How do I stop seeking out sexual relationships for comfort?

Last updated on October 26, 2020


I wouldn’t call myself depressed because I know how that feels. But I would say I’m slipping back into it. I find myself running back to past comforts seeking the same result and the same high, but I find instead a need for another fix. My vice or addiction is sexual sin. I look for anything that will take the edge, pressure, pain, guilt, etc. that I feel daily. Some days are better than others and I’ve been doing well lately. Then something comes along and triggers a need to escape.

I feel so selfish in my sin. It is like I only seek “relationships” from those I can use to fill my void. As a female, it’s hard for me to shut off my emotions. As hard as I try, they always end up getting the best of me. I try to change only to prolong the inevitable.

I seek constant reassurance that everything will be all right. While knowing God has told me that a thousand times over. I know I have more faith in God than what I think. How do I get myself to believe me?

I have lost all motivation to do anything beyond the necessary. I maintain an outward appearance of a person who’s got a lot on her plate but still manages to pull off everything with grace. (I exaggerated a little.)

If some more history would help. I used to be a student-athlete working a part-time job. Now I work a full and part-time job. I’m single (for the most part) and always have been. I don’t smoke, drink, or do drugs, but I have been pretty deep into alcohol in my past.

I read through a couple of other questions people have asked. The one that stood out was: “Why are you doing the things you are doing?” This question makes me feel like I have failed God. By not having the courage, the will power, or the love enough for Him to stop doing what I’m doing and fight for Him. When is enough, enough?


I gather you are despondent because you haven’t been faithful to God because you have been involved in drinking in the past and you periodically get involved in fornication. For you, sex is a form of self-affirmation that you are worth something to someone, even though you are really not attached to those you have sex with and the relationships don’t last. Sex becomes a mood lifter to you and you seek out orgasms the way a drug addict does, and like the addict, you find that it doesn’t really fix the problem, but you keep hoping the next one will be better.

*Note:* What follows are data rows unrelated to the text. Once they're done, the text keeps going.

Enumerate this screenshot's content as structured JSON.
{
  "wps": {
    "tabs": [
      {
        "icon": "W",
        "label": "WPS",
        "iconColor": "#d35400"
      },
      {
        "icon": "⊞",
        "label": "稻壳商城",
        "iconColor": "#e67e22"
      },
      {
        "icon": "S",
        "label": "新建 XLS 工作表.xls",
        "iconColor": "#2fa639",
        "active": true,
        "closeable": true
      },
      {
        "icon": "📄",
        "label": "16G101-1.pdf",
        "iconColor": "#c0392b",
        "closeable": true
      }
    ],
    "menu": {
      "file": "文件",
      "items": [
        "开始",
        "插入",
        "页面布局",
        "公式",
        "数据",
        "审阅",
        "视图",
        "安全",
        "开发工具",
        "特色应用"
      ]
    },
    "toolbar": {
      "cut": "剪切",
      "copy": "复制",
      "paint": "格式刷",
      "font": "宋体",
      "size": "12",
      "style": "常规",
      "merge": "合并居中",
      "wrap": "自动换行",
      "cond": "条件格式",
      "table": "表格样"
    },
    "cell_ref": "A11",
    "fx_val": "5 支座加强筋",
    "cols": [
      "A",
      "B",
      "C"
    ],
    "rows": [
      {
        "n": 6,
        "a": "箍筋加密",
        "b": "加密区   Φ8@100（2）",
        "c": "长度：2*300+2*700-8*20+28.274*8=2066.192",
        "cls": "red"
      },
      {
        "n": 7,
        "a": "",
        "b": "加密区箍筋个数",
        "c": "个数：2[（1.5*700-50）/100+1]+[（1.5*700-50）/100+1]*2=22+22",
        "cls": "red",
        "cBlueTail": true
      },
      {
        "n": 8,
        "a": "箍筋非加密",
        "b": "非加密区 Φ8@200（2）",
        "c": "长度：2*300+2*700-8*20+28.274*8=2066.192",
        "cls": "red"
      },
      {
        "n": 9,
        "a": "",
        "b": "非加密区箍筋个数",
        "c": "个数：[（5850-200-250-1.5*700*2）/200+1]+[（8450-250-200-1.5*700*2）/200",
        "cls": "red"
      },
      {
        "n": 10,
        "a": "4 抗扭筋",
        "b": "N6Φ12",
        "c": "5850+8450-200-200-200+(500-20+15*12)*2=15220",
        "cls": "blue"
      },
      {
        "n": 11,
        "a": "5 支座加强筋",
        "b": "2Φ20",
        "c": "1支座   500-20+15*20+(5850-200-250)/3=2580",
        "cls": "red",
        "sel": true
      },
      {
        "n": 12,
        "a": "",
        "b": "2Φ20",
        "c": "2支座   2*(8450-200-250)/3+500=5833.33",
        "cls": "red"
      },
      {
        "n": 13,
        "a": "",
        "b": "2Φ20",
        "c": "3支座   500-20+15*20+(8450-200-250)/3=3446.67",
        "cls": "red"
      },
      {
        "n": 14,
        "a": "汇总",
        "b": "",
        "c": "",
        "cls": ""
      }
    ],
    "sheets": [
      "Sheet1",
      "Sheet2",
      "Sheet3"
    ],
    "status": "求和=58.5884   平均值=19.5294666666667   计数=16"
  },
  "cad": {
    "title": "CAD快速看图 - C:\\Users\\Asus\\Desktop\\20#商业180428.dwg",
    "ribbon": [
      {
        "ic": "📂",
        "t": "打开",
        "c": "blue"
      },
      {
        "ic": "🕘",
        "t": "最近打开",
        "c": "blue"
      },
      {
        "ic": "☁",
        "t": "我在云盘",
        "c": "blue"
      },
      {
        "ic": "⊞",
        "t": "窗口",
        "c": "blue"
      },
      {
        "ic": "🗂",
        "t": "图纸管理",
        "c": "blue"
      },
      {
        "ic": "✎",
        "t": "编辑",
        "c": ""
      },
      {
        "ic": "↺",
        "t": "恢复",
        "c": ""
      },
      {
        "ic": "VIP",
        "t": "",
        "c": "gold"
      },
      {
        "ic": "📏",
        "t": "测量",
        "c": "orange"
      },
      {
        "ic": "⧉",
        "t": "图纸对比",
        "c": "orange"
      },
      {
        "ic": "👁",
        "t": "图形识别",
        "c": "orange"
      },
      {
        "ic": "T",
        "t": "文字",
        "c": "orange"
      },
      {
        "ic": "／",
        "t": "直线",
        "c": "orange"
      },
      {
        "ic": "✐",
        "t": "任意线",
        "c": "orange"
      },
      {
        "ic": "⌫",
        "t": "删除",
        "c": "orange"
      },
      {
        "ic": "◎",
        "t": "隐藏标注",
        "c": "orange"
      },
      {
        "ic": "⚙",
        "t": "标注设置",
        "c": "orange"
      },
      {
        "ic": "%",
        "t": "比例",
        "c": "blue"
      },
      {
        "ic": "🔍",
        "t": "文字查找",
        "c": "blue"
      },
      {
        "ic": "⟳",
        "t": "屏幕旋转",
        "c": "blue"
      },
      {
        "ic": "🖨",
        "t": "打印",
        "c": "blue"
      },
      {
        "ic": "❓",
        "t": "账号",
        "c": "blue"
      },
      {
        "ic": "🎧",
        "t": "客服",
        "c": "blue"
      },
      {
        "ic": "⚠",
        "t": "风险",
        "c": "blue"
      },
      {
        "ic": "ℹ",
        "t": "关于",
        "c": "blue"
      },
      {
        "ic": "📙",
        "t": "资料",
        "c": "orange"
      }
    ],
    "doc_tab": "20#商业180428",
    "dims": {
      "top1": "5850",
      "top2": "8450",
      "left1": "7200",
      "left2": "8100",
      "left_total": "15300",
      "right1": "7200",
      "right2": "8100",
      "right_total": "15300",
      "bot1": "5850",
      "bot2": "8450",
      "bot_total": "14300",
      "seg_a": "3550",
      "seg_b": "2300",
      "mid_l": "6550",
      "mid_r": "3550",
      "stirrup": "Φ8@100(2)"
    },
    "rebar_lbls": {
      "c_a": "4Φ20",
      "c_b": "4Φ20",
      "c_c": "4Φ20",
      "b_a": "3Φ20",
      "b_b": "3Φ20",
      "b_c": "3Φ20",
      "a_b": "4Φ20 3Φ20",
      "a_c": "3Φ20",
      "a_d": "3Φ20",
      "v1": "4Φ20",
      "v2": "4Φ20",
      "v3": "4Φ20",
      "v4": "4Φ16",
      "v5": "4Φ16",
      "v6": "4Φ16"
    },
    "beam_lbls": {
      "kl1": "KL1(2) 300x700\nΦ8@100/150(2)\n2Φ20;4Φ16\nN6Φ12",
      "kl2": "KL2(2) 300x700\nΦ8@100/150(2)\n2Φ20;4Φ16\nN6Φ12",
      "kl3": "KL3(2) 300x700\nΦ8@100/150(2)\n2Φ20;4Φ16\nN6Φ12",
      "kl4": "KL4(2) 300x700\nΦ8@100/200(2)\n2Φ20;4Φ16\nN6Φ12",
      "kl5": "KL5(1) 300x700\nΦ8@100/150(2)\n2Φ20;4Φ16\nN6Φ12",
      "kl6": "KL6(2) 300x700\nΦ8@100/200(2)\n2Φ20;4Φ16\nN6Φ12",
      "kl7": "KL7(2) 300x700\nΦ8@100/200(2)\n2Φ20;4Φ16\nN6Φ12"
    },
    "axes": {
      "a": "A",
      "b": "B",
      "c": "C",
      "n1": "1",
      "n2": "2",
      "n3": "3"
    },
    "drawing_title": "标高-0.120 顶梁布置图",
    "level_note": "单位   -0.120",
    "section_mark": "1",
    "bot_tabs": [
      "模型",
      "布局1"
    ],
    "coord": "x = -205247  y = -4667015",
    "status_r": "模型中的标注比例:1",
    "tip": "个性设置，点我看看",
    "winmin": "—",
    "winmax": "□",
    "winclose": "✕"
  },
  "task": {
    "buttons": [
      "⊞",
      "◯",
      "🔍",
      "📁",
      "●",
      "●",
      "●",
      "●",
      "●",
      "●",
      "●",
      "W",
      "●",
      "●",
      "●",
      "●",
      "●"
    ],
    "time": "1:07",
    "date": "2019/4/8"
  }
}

Have I understood you properly? I don’t want to go into a long answer only to find that I’m off track.